This is A Work…. by Ayaz Jokhio, is a comment on the anatomy of creating and consuming a piece of literature. Jokhio, took an existing book, and rigorously made every word, line, paragraph, page illegible. Using a pen, he transformed the language into marks,that still resembled words but were deprived of meaning.
No matter what a book is about, or when it was written, or its initial purpose; when we read it, we are conversing with the author. A book’s backbone is the language, so one presumes that it transmits its content equally and effortlessly. However, this does not happen so smoothly. Like a person standing in front of or around a work of art, and picking clues to formulate a personal/ private story in his/ her mind, a reader sometimes plucks a content different from what was initiated and intended by the author.
Books, like many works of art, keep on changing, though not physically. A painting by Wassily Kandinsky (Upward) created in 1929 would remain untouched and a novel by William Faulkner (The Sound and the Fury) first published 1929 would never be revised. However, if a viewer or a reader is interacting with either, he/ she gathers a specific message. A receiver’s involvement not only unearths the content, it also shapes and alters it.

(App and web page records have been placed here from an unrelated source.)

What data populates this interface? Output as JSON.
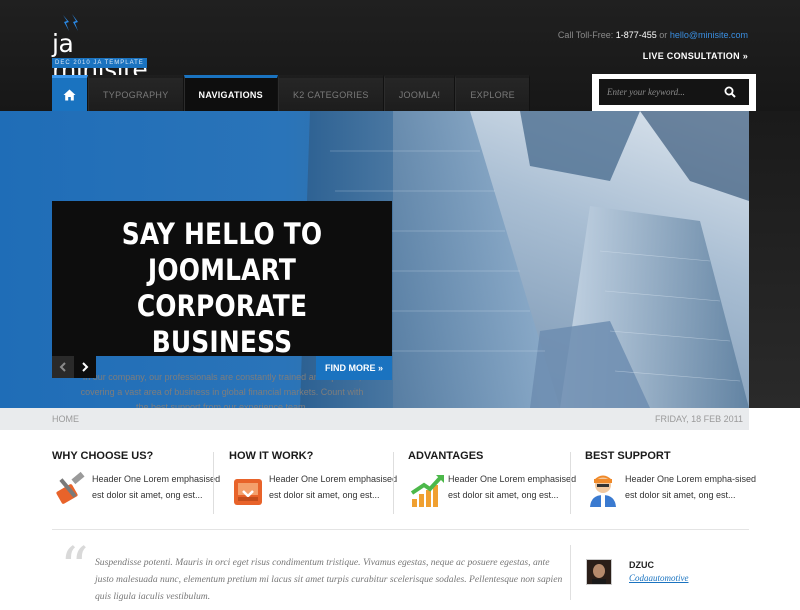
{
  "header": {
    "logo_text": "ja minisite",
    "logo_tagline": "DEC 2010 JA TEMPLATE",
    "toll_label": "Call Toll-Free:",
    "toll_number": "1-877-455",
    "toll_or": "or",
    "email": "hello@minisite.com",
    "live_consultation": "LIVE CONSULTATION »"
  },
  "nav": {
    "home_icon": "home-icon",
    "items": [
      {
        "label": "TYPOGRAPHY",
        "active": false
      },
      {
        "label": "NAVIGATIONS",
        "active": true
      },
      {
        "label": "K2 CATEGORIES",
        "active": false
      },
      {
        "label": "JOOMLA!",
        "active": false
      },
      {
        "label": "EXPLORE",
        "active": false
      }
    ],
    "search_placeholder": "Enter your keyword...",
    "accent": "#1a73c0"
  },
  "hero": {
    "title_line1": "SAY HELLO TO JOOMLART",
    "title_line2": "CORPORATE BUSINESS",
    "body": "In our company, our professionals are constantly trained and updated, covering a vast area of business in global financial markets. Count with the best support from our experience team.",
    "cta": "FIND MORE »"
  },
  "breadcrumb": {
    "home": "HOME",
    "date": "FRIDAY, 18 FEB 2011"
  },
  "features": [
    {
      "title": "WHY CHOOSE US?",
      "text": "Header One Lorem emphasised est dolor sit amet, ong est...",
      "icon": "hammer-tag-icon"
    },
    {
      "title": "HOW IT WORK?",
      "text": "Header One Lorem emphasised est dolor sit amet, ong est...",
      "icon": "inbox-tray-icon"
    },
    {
      "title": "ADVANTAGES",
      "text": "Header One Lorem emphasised est dolor sit amet, ong est...",
      "icon": "growth-chart-icon"
    },
    {
      "title": "BEST SUPPORT",
      "text": "Header One Lorem empha-sised est dolor sit amet, ong est...",
      "icon": "worker-avatar-icon"
    }
  ],
  "testimonial": {
    "quote": "Suspendisse potenti. Mauris in orci eget risus condimentum tristique. Vivamus egestas, neque ac posuere egestas, ante justo malesuada nunc, elementum pretium mi lacus sit amet turpis curabitur scelerisque sodales. Pellentesque non sapien quis ligula iaculis vestibulum.",
    "author": "DZUC",
    "company": "Codaautomotive"
  }
}
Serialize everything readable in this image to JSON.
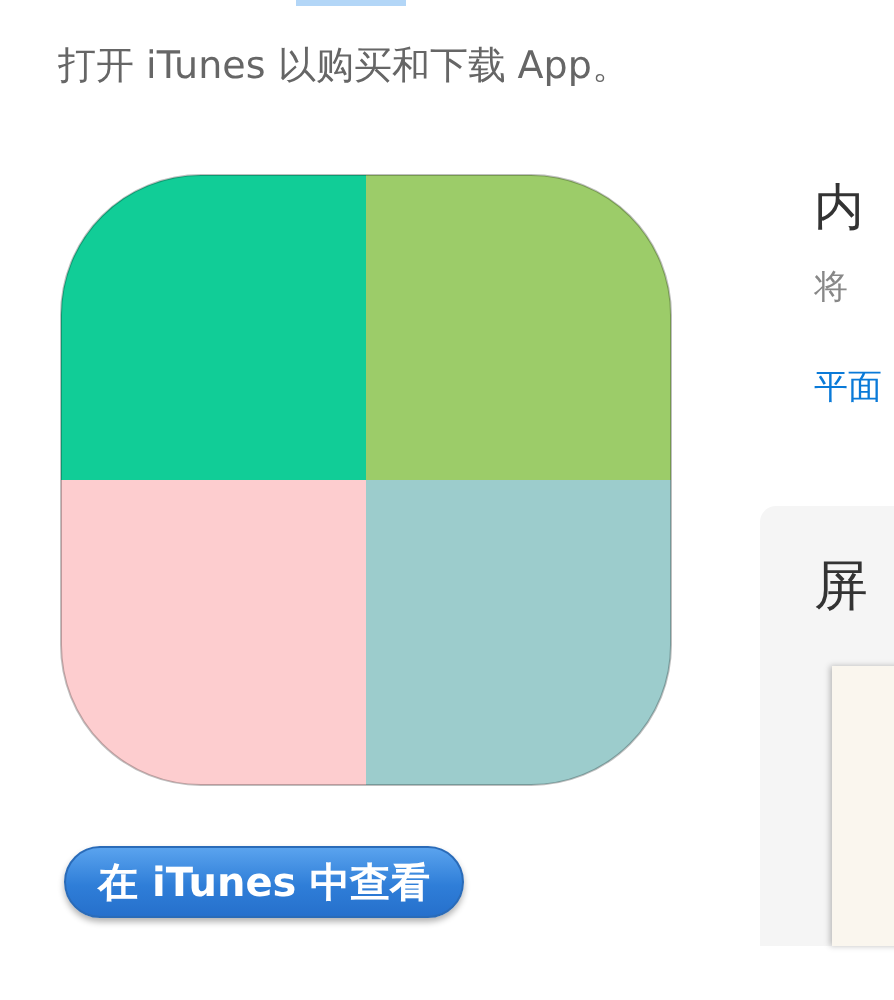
{
  "header": {
    "text": "打开 iTunes 以购买和下载 App。"
  },
  "app": {
    "button": "在 iTunes 中查看"
  },
  "info": {
    "title": "内",
    "description": "将",
    "link": "平面"
  },
  "screenshots": {
    "title": "屏"
  }
}
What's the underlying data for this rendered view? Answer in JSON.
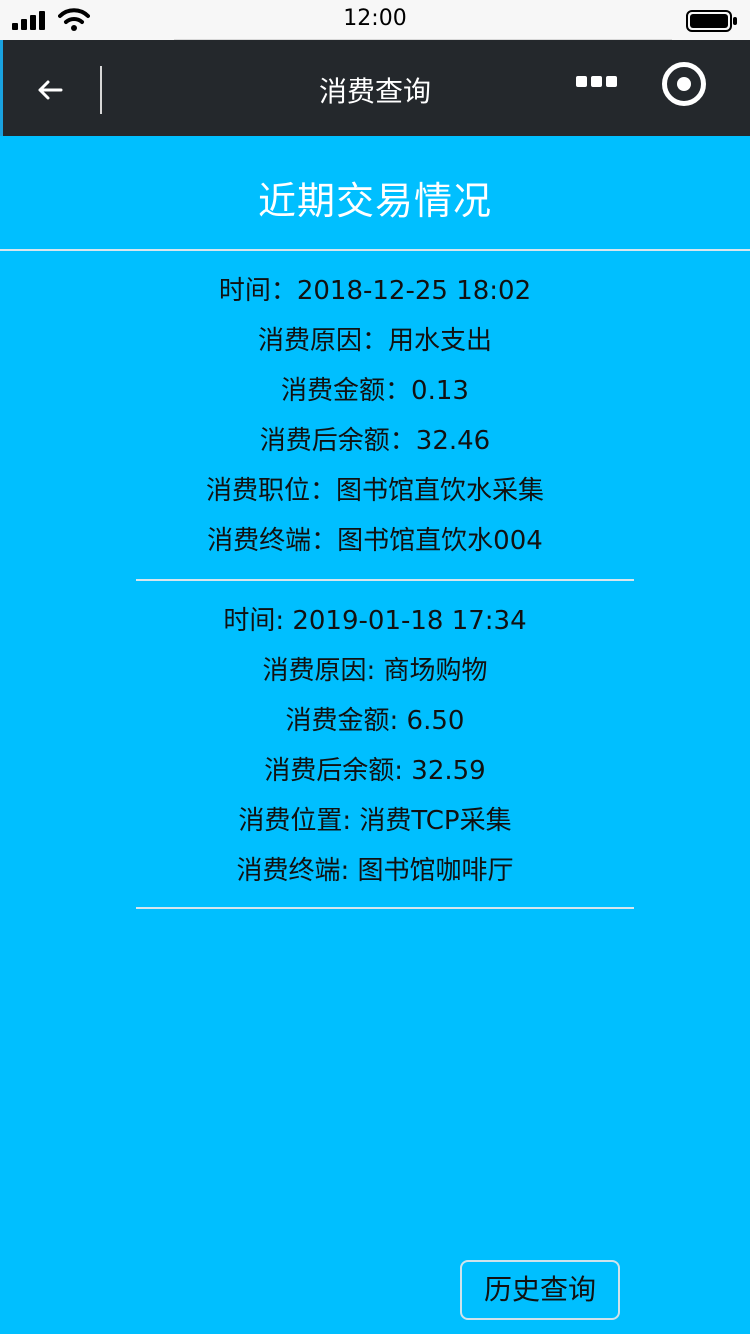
{
  "status_bar": {
    "time": "12:00"
  },
  "nav": {
    "title": "消费查询"
  },
  "main": {
    "heading": "近期交易情况",
    "records": [
      {
        "time": "时间：2018-12-25 18:02",
        "reason": "消费原因：用水支出",
        "amount": "消费金额：0.13",
        "balance": "消费后余额：32.46",
        "location": "消费职位：图书馆直饮水采集",
        "terminal": "消费终端：图书馆直饮水004"
      },
      {
        "time": "时间: 2019-01-18 17:34",
        "reason": "消费原因: 商场购物",
        "amount": "消费金额: 6.50",
        "balance": "消费后余额: 32.59",
        "location": "消费位置: 消费TCP采集",
        "terminal": "消费终端: 图书馆咖啡厅"
      }
    ],
    "history_button": "历史查询"
  }
}
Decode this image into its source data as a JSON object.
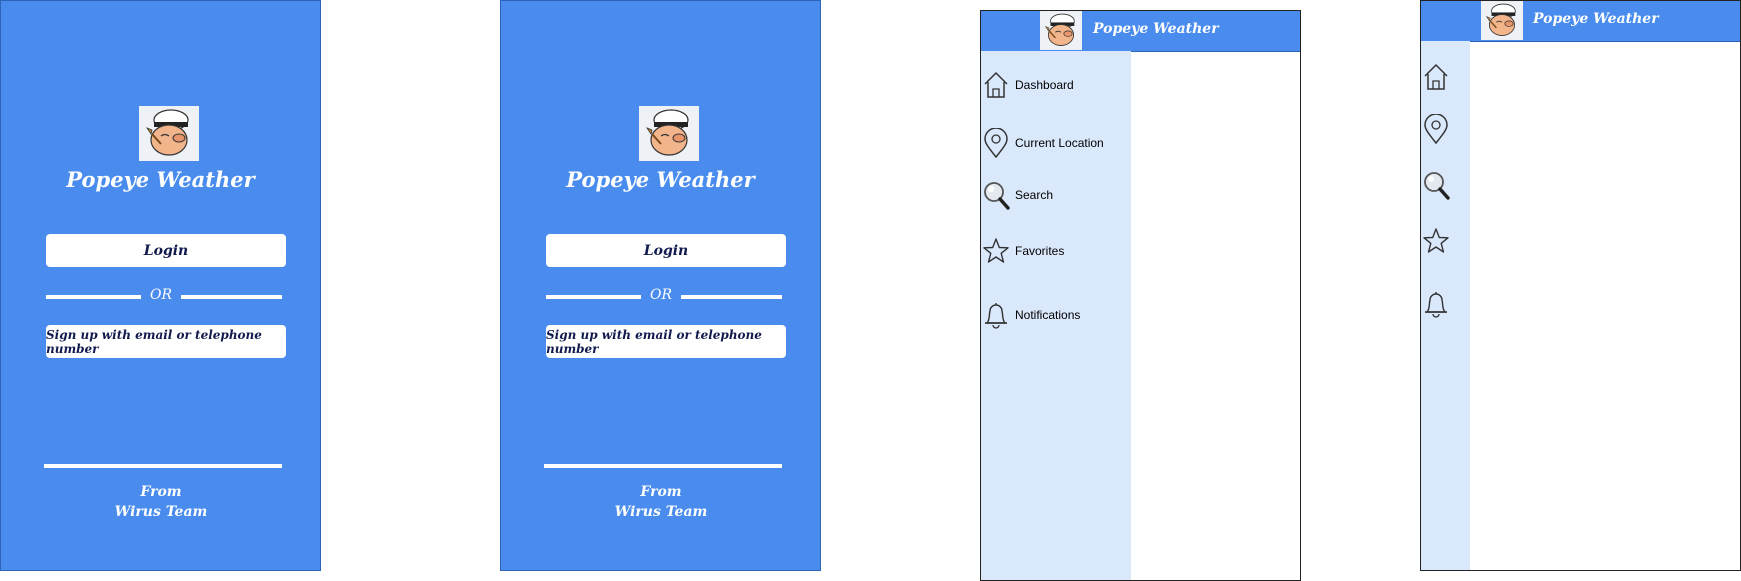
{
  "app": {
    "title": "Popeye Weather"
  },
  "login_screen": {
    "login_label": "Login",
    "or_label": "OR",
    "signup_label": "Sign up with email or telephone number",
    "footer_line1": "From",
    "footer_line2": "Wirus Team"
  },
  "nav": {
    "items": [
      {
        "label": "Dashboard",
        "icon": "home-icon"
      },
      {
        "label": "Current Location",
        "icon": "location-pin-icon"
      },
      {
        "label": "Search",
        "icon": "magnifier-icon"
      },
      {
        "label": "Favorites",
        "icon": "star-icon"
      },
      {
        "label": "Notifications",
        "icon": "bell-icon"
      }
    ]
  },
  "colors": {
    "primary": "#4a8ced",
    "sidebar": "#dae8fc",
    "button_text": "#111a4d"
  }
}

When reading a book or looking at a work of art, we are processing these through our tinted, tainted and adjusted lenses. A person may talk about a book, analysing, criticising and condemning, without studying it. Oscar Wilde admitted: “I never read a book I must review; it prejudices me,” because when an individual reads a text, he/ she filters it through what is already in one’s mind. The importance of text, or engagement with it, was superbly suggested by Ayaz Jokhio in his work This is A Work of Fiction (from the recently concluded exhibition at the Art Chowk).
This is A Work… by Ayaz Jokhio, is a comment on the anatomy of creating and consuming a piece of literature. Jokhio, took an existing book, and rigorously made every word, line, paragraph, page illegible. Using a pen, he transformed the language into marks, that still resembled words, but were deprived of meaning. This act of desecrating could be connected to two phenomena. Deconstructing text in an academic environment, excavating the unknown content out of an apparent text. It also reminds one of the late 1970s and 1980s in Pakistan, when newspapers were forced to follow a severe censorship; changing banned matter into a blank column, or a sequence of darkened and jumbled up letters. Concealing the intent of the scribe – though some adventurous sort were still able to guess the matter. Jokhio’s artwork in the form of an unreadable volume, may relate to those horrible, terrible – yet bearable periods, when the censorship was visible and external.
It appears that the artist has dealt with greater and more crucial philosophical issues about what we read when we open a book. The distorted text alludes to the act of reading between the lines and beyond; finding the content in the writer or in the book. The distance between the author and his/ her fabulation was also indicated in the work of Raheela Abro, by separating the book made by her and her self-portrait. Signifying the split between the author, the work, and the audience. Questions that concerned cultural theorists such as Michel Foucault, Roland Barthes and Umberto Eco, not claiming anyone responsible – the maker, the consumer or the milieu.
In a similar sense, no single person could be named as the curator of this exhibition at the Art Chowk; although Raheela Abro was instrumental in inviting a range of artists including Ayesha Naveed, Haider Ali Naqvi, Khalid Soomro, Mahreen Zuberi, Munawar Ali Syed, Shazia Qureshi, Sheema Khan, SM Raza, and Yasmeen Salman.
The writer is an art critic based in Lahore..